··· Extracted records
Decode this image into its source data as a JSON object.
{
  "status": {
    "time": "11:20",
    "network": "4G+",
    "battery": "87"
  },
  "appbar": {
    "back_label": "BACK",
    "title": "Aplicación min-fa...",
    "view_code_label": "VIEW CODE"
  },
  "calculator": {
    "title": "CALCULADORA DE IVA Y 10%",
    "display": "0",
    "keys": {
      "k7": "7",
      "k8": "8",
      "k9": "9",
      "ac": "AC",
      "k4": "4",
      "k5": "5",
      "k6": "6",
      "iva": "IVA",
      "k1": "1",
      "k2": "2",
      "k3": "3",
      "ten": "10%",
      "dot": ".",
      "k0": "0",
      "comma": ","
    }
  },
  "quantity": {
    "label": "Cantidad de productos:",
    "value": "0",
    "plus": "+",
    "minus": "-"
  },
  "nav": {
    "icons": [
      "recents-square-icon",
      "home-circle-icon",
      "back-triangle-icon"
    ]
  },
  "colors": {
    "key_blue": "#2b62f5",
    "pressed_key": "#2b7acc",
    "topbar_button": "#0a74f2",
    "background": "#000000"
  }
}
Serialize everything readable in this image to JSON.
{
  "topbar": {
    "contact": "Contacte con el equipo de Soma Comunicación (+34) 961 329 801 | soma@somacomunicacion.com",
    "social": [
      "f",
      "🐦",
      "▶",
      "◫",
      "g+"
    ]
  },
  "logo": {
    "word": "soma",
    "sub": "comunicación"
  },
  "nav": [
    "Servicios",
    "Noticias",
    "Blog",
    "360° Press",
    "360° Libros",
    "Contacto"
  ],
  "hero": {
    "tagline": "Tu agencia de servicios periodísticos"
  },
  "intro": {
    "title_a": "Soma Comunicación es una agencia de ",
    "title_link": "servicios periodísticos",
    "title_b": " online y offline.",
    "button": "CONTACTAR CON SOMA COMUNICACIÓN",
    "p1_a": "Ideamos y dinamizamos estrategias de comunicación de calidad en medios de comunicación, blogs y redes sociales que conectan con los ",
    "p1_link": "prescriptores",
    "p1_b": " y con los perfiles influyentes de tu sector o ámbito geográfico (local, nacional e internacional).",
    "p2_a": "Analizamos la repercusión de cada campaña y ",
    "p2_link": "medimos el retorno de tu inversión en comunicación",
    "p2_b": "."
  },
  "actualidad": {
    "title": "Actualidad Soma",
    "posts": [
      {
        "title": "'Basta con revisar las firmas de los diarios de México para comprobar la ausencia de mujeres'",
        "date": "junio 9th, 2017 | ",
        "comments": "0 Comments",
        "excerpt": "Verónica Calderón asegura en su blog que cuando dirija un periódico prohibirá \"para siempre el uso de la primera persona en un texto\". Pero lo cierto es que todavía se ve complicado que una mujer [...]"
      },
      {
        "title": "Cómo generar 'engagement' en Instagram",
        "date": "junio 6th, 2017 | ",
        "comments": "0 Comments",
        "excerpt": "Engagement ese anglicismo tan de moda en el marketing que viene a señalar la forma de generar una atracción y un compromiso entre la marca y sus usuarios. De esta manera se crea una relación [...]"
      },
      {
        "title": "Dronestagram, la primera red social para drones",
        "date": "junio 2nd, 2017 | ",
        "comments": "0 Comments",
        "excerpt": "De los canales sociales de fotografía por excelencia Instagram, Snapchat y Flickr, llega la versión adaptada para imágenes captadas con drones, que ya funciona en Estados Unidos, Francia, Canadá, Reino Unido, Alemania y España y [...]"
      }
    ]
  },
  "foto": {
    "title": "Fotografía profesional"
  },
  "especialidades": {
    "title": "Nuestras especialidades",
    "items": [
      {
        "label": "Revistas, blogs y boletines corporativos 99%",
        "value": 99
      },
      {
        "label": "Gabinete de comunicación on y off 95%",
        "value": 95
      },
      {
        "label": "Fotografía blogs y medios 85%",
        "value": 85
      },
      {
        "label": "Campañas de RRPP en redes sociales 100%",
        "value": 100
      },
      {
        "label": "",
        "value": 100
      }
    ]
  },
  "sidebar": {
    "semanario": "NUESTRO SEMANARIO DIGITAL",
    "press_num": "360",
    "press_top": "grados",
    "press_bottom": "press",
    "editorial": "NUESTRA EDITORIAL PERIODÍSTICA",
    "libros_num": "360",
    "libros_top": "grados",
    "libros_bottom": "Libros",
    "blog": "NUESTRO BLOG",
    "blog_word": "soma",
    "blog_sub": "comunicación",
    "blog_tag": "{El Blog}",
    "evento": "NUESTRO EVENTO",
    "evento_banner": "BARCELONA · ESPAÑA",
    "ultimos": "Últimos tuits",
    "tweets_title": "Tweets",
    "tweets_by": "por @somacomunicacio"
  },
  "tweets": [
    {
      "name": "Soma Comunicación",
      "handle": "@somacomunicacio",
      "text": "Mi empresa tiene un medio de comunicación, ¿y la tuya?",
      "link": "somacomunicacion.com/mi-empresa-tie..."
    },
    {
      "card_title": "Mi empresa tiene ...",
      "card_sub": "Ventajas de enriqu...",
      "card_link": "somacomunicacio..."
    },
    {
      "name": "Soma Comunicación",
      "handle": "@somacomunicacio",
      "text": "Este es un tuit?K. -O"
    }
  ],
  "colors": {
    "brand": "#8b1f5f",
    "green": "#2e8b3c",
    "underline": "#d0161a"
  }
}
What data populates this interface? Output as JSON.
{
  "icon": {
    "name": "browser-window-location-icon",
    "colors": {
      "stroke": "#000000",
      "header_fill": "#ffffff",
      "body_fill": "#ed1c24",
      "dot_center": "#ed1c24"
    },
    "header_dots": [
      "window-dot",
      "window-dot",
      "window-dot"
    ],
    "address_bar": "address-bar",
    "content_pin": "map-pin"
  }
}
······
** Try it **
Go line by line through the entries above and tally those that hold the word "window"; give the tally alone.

** Your solution **
4